Which is why Ovadya, an MIT grad with engineering stints at tech companies like Quora, dropped everything in early 2016 to try to prevent what he saw as a Big Tech–enabled information crisis. “One day something just clicked,” he said of his awakening. It became clear to him that, if somebody were to exploit our attention economy and use the platforms that undergird it to distort the truth, there were no real checks and balances to stop it. “I realized if these systems were going to go out of control, there’d be nothing to reign them in and it was going to get bad, and quick,” he said. [Continue reading…]

Twitter’s new labels for tweets that break its rules may have stark implications for Trump’s account

The Washington Post reports:

Twitter on Thursday said it would begin labeling tweets from national political figures, including President Trump, that the company would have taken down under other circumstances for violating its rules, a move that could appease some longtime critics at the cost of opening a new political rift with the White House.

The new policy applies to political candidates and government officials who have more than 100,000 followers, Twitter said. Before users can view tweets that the company has flagged as a violation of its policy, they will need to click on a screen that says: “The Twitter Rules about abusive behavior apply to this Tweet. However, Twitter has determined that it may be in the public’s interest for the Tweet to remain available.”

Twitter said it would also de-prioritize the labeled tweets in the company’s algorithms and search bar so that they would circulate to fewer people. The company has set up a special team tasked with enforcing the new policy, and the notification label will appear only on rare occasions.

Twitter’s new decision to label tweets comes at a moment when technology companies are under immense pressure to better monitor and police their platforms for extremism, hate speech, violence and abuse. In response, some social media companies are embracing ideas they have long resisted.

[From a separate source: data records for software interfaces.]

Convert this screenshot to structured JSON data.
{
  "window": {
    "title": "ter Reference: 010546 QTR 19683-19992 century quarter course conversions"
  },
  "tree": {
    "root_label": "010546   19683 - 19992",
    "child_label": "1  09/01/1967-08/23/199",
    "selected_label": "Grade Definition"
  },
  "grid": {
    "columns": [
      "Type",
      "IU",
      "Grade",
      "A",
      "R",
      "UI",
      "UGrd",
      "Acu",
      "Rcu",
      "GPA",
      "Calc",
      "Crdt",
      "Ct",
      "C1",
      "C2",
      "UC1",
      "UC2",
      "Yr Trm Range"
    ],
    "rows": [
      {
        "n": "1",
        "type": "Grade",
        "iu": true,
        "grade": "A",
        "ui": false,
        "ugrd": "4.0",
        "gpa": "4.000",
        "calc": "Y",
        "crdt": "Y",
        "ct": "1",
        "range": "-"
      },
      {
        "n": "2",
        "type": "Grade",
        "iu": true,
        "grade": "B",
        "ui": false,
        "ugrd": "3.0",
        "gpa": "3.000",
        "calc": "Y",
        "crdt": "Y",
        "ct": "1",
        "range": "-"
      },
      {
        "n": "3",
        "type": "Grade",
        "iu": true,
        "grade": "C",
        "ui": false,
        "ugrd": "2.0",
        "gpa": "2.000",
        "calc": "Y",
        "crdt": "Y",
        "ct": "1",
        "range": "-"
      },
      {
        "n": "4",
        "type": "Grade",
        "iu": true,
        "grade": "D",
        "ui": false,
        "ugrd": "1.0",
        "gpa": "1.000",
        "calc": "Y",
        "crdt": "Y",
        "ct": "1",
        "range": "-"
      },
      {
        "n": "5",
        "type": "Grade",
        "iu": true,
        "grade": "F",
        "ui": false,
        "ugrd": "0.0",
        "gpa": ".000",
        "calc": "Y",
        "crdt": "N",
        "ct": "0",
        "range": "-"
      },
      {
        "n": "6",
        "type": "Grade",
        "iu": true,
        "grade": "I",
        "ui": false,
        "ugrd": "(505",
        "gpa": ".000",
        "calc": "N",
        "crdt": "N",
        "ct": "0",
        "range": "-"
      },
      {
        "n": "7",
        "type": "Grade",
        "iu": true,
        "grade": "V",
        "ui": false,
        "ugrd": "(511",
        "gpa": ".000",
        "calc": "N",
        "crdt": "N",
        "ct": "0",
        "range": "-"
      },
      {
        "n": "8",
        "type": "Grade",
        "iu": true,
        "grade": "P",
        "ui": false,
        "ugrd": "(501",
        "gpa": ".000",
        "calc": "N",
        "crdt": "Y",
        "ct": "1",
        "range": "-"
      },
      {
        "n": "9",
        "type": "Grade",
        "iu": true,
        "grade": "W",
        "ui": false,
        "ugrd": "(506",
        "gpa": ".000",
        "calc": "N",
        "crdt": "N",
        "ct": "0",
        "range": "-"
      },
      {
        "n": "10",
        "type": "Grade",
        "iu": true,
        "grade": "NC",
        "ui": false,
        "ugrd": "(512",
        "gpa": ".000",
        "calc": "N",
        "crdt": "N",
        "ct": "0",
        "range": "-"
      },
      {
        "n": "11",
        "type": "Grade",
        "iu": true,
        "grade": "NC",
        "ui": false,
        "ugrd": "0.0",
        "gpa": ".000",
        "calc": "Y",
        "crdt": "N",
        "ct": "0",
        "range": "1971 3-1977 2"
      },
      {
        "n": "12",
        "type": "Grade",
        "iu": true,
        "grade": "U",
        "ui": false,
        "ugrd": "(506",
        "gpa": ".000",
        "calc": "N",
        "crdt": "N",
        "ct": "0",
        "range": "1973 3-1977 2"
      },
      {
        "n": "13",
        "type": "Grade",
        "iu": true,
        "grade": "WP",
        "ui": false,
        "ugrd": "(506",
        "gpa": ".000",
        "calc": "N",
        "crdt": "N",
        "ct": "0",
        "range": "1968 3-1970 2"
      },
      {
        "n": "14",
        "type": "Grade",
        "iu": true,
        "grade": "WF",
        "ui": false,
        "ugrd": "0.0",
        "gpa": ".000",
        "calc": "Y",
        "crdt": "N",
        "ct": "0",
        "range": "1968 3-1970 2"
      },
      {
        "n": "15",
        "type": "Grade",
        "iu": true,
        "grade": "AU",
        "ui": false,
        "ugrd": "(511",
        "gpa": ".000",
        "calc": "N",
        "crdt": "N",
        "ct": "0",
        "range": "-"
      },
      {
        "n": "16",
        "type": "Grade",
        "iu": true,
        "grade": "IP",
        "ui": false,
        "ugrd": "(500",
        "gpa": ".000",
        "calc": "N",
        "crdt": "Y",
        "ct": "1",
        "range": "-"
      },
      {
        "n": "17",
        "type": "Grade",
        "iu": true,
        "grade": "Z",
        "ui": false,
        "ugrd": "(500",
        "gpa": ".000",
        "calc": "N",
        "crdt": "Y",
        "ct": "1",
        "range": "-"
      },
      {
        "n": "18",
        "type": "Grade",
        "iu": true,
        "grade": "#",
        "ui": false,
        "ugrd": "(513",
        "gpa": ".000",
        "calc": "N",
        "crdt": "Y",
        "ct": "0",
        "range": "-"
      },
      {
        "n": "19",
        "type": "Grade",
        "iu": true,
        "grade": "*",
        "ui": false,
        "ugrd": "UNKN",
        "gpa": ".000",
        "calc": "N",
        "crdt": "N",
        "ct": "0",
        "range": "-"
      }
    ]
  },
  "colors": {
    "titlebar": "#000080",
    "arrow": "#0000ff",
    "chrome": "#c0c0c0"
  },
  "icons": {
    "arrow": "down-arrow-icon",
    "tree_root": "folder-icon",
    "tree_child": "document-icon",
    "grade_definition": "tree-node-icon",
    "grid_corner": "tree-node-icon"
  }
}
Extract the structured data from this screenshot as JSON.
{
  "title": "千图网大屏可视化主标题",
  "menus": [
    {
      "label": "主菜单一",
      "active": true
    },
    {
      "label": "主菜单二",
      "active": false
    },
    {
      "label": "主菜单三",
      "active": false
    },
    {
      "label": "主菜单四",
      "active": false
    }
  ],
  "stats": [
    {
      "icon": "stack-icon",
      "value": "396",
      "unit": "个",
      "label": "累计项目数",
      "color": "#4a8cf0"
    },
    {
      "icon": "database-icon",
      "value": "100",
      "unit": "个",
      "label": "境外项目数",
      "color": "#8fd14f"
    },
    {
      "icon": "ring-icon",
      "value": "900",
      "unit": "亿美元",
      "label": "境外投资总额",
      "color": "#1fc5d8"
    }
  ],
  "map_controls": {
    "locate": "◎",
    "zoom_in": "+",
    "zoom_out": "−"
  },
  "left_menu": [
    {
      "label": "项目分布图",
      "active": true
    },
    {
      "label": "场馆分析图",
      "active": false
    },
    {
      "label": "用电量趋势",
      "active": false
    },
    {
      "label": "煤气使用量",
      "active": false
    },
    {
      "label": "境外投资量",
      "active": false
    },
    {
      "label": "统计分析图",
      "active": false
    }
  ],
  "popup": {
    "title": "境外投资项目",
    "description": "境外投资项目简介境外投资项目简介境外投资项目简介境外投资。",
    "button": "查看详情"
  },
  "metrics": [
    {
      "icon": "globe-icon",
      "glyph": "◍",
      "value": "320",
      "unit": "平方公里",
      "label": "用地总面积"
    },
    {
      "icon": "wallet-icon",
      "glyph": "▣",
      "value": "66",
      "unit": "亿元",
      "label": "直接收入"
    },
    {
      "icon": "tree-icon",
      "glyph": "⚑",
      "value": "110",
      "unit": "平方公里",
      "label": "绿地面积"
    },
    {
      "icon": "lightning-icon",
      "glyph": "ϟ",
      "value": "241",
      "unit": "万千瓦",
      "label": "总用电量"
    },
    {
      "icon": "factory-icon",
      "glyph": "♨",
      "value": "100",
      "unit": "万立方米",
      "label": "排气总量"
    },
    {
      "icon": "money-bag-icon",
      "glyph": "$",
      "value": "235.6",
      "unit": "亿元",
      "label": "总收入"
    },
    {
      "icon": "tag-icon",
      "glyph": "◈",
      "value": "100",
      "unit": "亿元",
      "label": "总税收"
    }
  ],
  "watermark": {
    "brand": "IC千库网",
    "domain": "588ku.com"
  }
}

Reddit, for example, opted on Wednesday to “quarantine” the biggest forum for supporters of President Trump after years of complaints that it had become a hub for conspiracy theories and violent threats. At Facebook, meanwhile, company officials on Thursday revealed more details about its nascent plan to create an oversight board of outside experts to help make decisions about how the company polices content. Before this week, Twitter had maintained that even vitriolic tweets from national leaders such as Trump should remain in full public view, arguing that it is in voters’ interest to see the president’s views unfettered.

But Silicon Valley’s latest efforts could touch off another sort of controversy — continued attacks from Trump and other Republicans who contend they are biased against conservatives. [Continue reading…]

Facebook doesn’t want to continue serving as an instrument of genocide

NBC News reports:

Steps away from the glass-enclosed office suite of Sheryl Sandberg, Facebook’s No. 2 executive, a team of employees has been taking shape with a mission that’s become critical to the tech giant’s future: avoid contributing to another genocide.

The driving force behind the team is the company’s blotted legacy in Myanmar, the southeast Asian nation where, according to United Nations researchers, Facebook became the go-to tool for spreading propaganda that helped drive a genocide of a religious minority, the Rohingya, that is estimated to have killed more than 10,000 people since the beginning of 2017.

Called Strategic Response, the team is a mix of the kind of people who have typically been found in either governments or multinational corporations with far-reaching interests. The team’s formation, which started in spring of last year and recently ramped up hiring, represents the latest evolution in the Silicon Valley’s culture: less “move fast and break things,” and more thinking through the harm they are adding to half a world away.

It’s also an implicit acknowledgement that Facebook, up until just a few years ago seen as an innocuous app for sharing photos and catching up with distant friends, has grown beyond its roots and must now embrace its emergence as a global company that plays a part in the daily lives of more than 2 billion people. [Continue reading…]